**Exercise aim**.
What is needed here is every line of the records that includes "postcards".

**Exercise data**.

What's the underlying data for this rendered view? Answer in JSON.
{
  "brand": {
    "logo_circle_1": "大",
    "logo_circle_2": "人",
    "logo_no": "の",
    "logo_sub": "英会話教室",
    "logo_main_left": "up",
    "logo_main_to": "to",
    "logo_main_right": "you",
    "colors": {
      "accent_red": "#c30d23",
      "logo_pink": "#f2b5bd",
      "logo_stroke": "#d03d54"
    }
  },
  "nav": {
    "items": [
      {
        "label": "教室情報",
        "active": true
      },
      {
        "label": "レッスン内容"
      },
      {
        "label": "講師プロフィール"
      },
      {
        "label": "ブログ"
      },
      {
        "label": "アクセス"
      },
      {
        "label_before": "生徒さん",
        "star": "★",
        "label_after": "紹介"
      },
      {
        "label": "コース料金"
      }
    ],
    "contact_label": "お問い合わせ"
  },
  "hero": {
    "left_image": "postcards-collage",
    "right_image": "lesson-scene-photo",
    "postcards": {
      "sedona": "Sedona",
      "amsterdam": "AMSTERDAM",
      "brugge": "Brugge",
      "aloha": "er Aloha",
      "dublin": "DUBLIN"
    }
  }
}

**Response to the exercise**.
    "left_image": "postcards-collage",
    "postcards": {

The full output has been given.